When I joined the military, however, the BS started again. She was losing her babysitter and she wasn’t happy about it. The lies started again, telling them that when I was deployed to Iraq the first time, I was actually close enough to drive up and see them, but didn’t want to. I even caught a ton of crap from her, saying that I should have been writing them daily, even if it was just on a scrap of carried paper and calling them instead of my wife on the odd occasion that I could call at all. It was ridiculous.
The second deployment was even worse. My wife sent care packages to them, only to have them sent back, rejected and unopened. She even added instigation to her bag of tricks. Telling my wife that I had been writing to her while I was gone, making plans to get back together, and telling her I had made a mistake in marrying her and that my daughter (my youngest with my current wife) should have been from her (the ex.) There seemed to be no end to her antics.
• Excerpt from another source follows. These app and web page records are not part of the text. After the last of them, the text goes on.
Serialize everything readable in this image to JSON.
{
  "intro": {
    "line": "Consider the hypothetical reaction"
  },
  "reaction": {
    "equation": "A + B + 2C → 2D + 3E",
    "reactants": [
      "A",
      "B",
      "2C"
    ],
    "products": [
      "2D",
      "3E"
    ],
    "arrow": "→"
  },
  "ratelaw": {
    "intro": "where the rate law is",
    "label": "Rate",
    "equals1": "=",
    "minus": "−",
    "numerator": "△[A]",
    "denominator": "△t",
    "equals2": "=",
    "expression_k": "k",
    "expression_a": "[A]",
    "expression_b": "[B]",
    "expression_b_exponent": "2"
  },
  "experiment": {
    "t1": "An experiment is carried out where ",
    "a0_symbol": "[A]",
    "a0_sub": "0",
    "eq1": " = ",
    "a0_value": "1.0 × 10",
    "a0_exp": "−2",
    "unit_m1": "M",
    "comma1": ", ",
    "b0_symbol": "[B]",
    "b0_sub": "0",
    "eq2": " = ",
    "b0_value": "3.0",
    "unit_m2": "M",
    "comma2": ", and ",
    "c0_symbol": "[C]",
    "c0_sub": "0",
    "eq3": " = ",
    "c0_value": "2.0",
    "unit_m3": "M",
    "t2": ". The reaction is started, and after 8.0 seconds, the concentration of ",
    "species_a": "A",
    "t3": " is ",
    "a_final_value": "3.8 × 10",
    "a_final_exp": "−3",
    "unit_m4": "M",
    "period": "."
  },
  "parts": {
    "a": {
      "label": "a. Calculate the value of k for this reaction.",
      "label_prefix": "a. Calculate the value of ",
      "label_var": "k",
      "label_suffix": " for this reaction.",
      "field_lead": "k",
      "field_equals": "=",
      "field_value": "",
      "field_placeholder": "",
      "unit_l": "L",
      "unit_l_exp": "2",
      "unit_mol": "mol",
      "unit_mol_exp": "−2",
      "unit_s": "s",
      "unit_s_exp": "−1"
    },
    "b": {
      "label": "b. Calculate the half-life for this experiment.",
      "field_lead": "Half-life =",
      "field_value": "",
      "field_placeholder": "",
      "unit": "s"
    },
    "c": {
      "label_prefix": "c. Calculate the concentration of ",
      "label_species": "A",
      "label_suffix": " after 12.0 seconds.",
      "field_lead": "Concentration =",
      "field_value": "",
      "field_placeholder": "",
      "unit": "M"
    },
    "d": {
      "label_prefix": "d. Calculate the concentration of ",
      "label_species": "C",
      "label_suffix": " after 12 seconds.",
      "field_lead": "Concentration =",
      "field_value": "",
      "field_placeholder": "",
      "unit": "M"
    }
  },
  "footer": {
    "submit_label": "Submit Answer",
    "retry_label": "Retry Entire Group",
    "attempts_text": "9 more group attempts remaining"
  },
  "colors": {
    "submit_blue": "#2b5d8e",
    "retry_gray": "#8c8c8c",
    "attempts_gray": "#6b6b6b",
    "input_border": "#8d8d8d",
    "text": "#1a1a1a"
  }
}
Eventually, the boys were old enough to talk to without vetting the conversation through her every time. When their emails weren’t screened or when they weren’t grounded from their phones, that is. The time also came when I believed that the boys were old enough to be talked to about the past and given the complete truth as we knew it. It was an eye opening experience for all of us; them hearing the truth and us hearing more lies and the details of her family’s unwarranted feelings toward me and my wife. I thought it would make the difference we needed to pull them from their masqueraded, deceitful surroundings. Even the son closest to his mother told my wife that she had been more of a mom than his biological mother was. Progress—or so we thought.
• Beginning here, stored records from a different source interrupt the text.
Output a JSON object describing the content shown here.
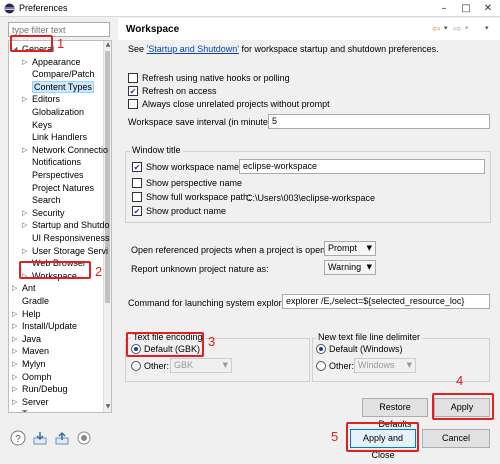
{
  "window": {
    "title": "Preferences",
    "controls": [
      "–",
      "□",
      "✕"
    ]
  },
  "filter": {
    "placeholder": "type filter text"
  },
  "tree": {
    "items": [
      {
        "label": "General",
        "indent": 0,
        "arrow": "◢",
        "selected": false,
        "annot": "1"
      },
      {
        "label": "Appearance",
        "indent": 1,
        "arrow": "▷"
      },
      {
        "label": "Compare/Patch",
        "indent": 1,
        "arrow": ""
      },
      {
        "label": "Content Types",
        "indent": 1,
        "arrow": "",
        "selected": true
      },
      {
        "label": "Editors",
        "indent": 1,
        "arrow": "▷"
      },
      {
        "label": "Globalization",
        "indent": 1,
        "arrow": ""
      },
      {
        "label": "Keys",
        "indent": 1,
        "arrow": ""
      },
      {
        "label": "Link Handlers",
        "indent": 1,
        "arrow": ""
      },
      {
        "label": "Network Connectio",
        "indent": 1,
        "arrow": "▷"
      },
      {
        "label": "Notifications",
        "indent": 1,
        "arrow": ""
      },
      {
        "label": "Perspectives",
        "indent": 1,
        "arrow": ""
      },
      {
        "label": "Project Natures",
        "indent": 1,
        "arrow": ""
      },
      {
        "label": "Search",
        "indent": 1,
        "arrow": ""
      },
      {
        "label": "Security",
        "indent": 1,
        "arrow": "▷"
      },
      {
        "label": "Startup and Shutdo",
        "indent": 1,
        "arrow": "▷"
      },
      {
        "label": "UI Responsiveness",
        "indent": 1,
        "arrow": ""
      },
      {
        "label": "User Storage Servi",
        "indent": 1,
        "arrow": "▷"
      },
      {
        "label": "Web Browser",
        "indent": 1,
        "arrow": ""
      },
      {
        "label": "Workspace",
        "indent": 1,
        "arrow": "▷",
        "annot": "2"
      },
      {
        "label": "Ant",
        "indent": 0,
        "arrow": "▷"
      },
      {
        "label": "Gradle",
        "indent": 0,
        "arrow": ""
      },
      {
        "label": "Help",
        "indent": 0,
        "arrow": "▷"
      },
      {
        "label": "Install/Update",
        "indent": 0,
        "arrow": "▷"
      },
      {
        "label": "Java",
        "indent": 0,
        "arrow": "▷"
      },
      {
        "label": "Maven",
        "indent": 0,
        "arrow": "▷"
      },
      {
        "label": "Mylyn",
        "indent": 0,
        "arrow": "▷"
      },
      {
        "label": "Oomph",
        "indent": 0,
        "arrow": "▷"
      },
      {
        "label": "Run/Debug",
        "indent": 0,
        "arrow": "▷"
      },
      {
        "label": "Server",
        "indent": 0,
        "arrow": "▷"
      },
      {
        "label": "Team",
        "indent": 0,
        "arrow": "▷"
      }
    ]
  },
  "page": {
    "title": "Workspace",
    "nav_icons": [
      "⇦",
      "▾",
      "⇨",
      "▾",
      "▾"
    ],
    "desc_prefix": "See ",
    "desc_link": "'Startup and Shutdown'",
    "desc_suffix": " for workspace startup and shutdown preferences.",
    "refresh_native": "Refresh using native hooks or polling",
    "refresh_access": "Refresh on access",
    "always_close": "Always close unrelated projects without prompt",
    "save_interval_label": "Workspace save interval (in minutes):",
    "save_interval_value": "5",
    "window_title_group": "Window title",
    "show_ws_name_label": "Show workspace name:",
    "show_ws_name_value": "eclipse-workspace",
    "show_perspective": "Show perspective name",
    "show_full_path_label": "Show full workspace path:",
    "show_full_path_value": "C:\\Users\\003\\eclipse-workspace",
    "show_product": "Show product name",
    "open_ref_label": "Open referenced projects when a project is opened:",
    "open_ref_value": "Prompt",
    "unknown_nature_label": "Report unknown project nature as:",
    "unknown_nature_value": "Warning",
    "cmd_label": "Command for launching system explorer:",
    "cmd_value": "explorer /E,/select=${selected_resource_loc}",
    "encoding_group": "Text file encoding",
    "encoding_default": "Default (GBK)",
    "encoding_other": "Other:",
    "encoding_other_value": "GBK",
    "delimiter_group": "New text file line delimiter",
    "delimiter_default": "Default (Windows)",
    "delimiter_other": "Other:",
    "delimiter_other_value": "Windows",
    "restore_defaults": "Restore Defaults",
    "apply": "Apply",
    "apply_close": "Apply and Close",
    "cancel": "Cancel"
  },
  "annotations": {
    "n1": "1",
    "n2": "2",
    "n3": "3",
    "n4": "4",
    "n5": "5"
  },
  "colors": {
    "annotation": "#e0211e",
    "selection": "#cce8ff",
    "link": "#0645ad"
  },
  "checkboxes": {
    "refresh_native": false,
    "refresh_access": true,
    "always_close": false,
    "show_ws_name": true,
    "show_perspective": false,
    "show_full_path": false,
    "show_product": true
  }
}
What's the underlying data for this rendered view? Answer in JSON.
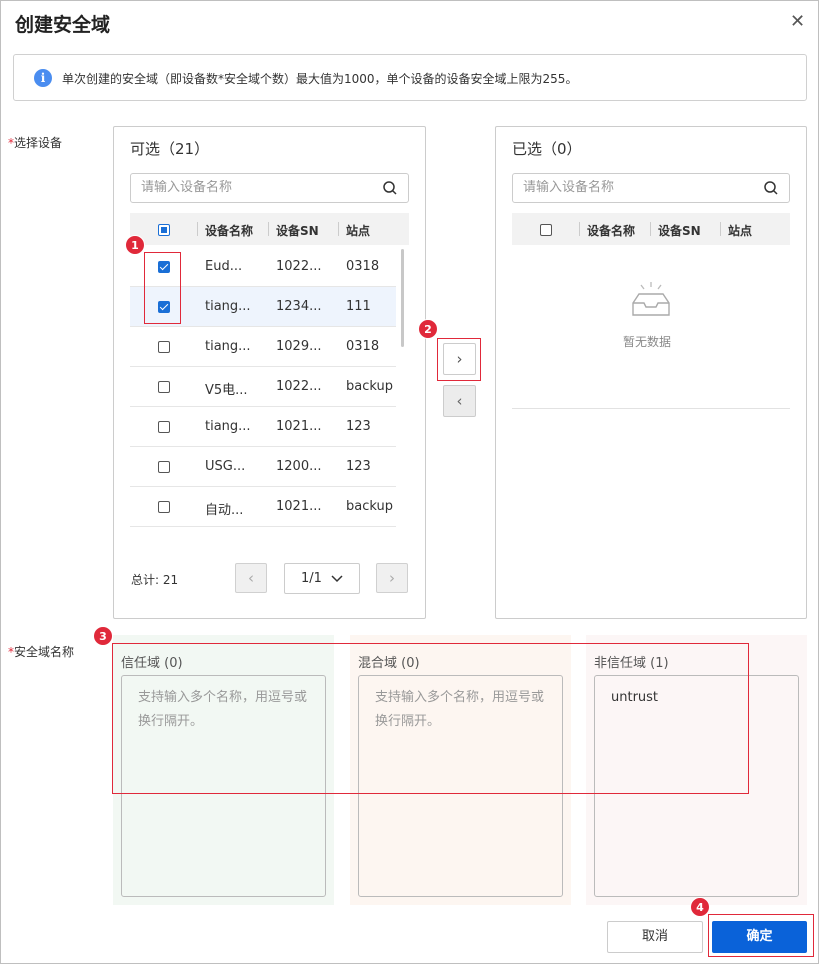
{
  "dialog": {
    "title": "创建安全域",
    "info": "单次创建的安全域（即设备数*安全域个数）最大值为1000，单个设备的设备安全域上限为255。",
    "label_devices": "选择设备",
    "label_zones": "安全域名称",
    "cancel_label": "取消",
    "ok_label": "确定"
  },
  "available": {
    "title": "可选（21）",
    "search_placeholder": "请输入设备名称",
    "columns": [
      "设备名称",
      "设备SN",
      "站点"
    ],
    "rows": [
      {
        "name": "Eud...",
        "sn": "1022...",
        "site": "0318",
        "checked": true
      },
      {
        "name": "tiang...",
        "sn": "1234...",
        "site": "111",
        "checked": true
      },
      {
        "name": "tiang...",
        "sn": "1029...",
        "site": "0318",
        "checked": false
      },
      {
        "name": "V5电...",
        "sn": "1022...",
        "site": "backup",
        "checked": false
      },
      {
        "name": "tiang...",
        "sn": "1021...",
        "site": "123",
        "checked": false
      },
      {
        "name": "USG...",
        "sn": "1200...",
        "site": "123",
        "checked": false
      },
      {
        "name": "自动...",
        "sn": "1021...",
        "site": "backup",
        "checked": false
      }
    ],
    "total": "总计: 21",
    "page": "1/1"
  },
  "selected": {
    "title": "已选（0）",
    "search_placeholder": "请输入设备名称",
    "columns": [
      "设备名称",
      "设备SN",
      "站点"
    ],
    "empty": "暂无数据"
  },
  "zones": [
    {
      "title": "信任域 (0)",
      "placeholder": "支持输入多个名称，用逗号或换行隔开。",
      "value": "",
      "bg": "#f2f8f3"
    },
    {
      "title": "混合域 (0)",
      "placeholder": "支持输入多个名称，用逗号或换行隔开。",
      "value": "",
      "bg": "#fdf6f1"
    },
    {
      "title": "非信任域 (1)",
      "placeholder": "",
      "value": "untrust",
      "bg": "#fcf6f6"
    }
  ],
  "badges": [
    "1",
    "2",
    "3",
    "4"
  ],
  "colors": {
    "primary": "#0a62d9",
    "highlight": "#e0293a",
    "info": "#4a8df0"
  }
}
They will be fifteen years old this year. I have spoken to them perhaps a handful of times since their visit last summer when the big talk happened. They had gotten to the point of actually wanting to move with us, until the rug was yet again pulled from beneath our feet. Her claims that it was their decision as to whom they moved with, and that she wouldn’t stand in the way were more lies. How can a child, even a teen, make that decision when she tells them that she wouldn’t be able to live if they left; and that if they chose us over her, it would be like they were killing her?
My sons have been purposely kept immature and sheltered from everything but sports, school, and home. They are social, but lack the capacity to do even the simplest of things, like basic grocery shopping and making thoughtful decisions. It hurts to see. It hurts even more knowing that they could be so much more if it weren’t for her and what she has caused or let happen over the years. I sincerely hope that one day they will realize what we all know about her. Until then, the ultimatum is now in their hands, and I can’t help but think that it will be more of the same—me doing my best and still having to be the one to have to walk away empty handed. I guess sometimes your best simply isn’t good enough.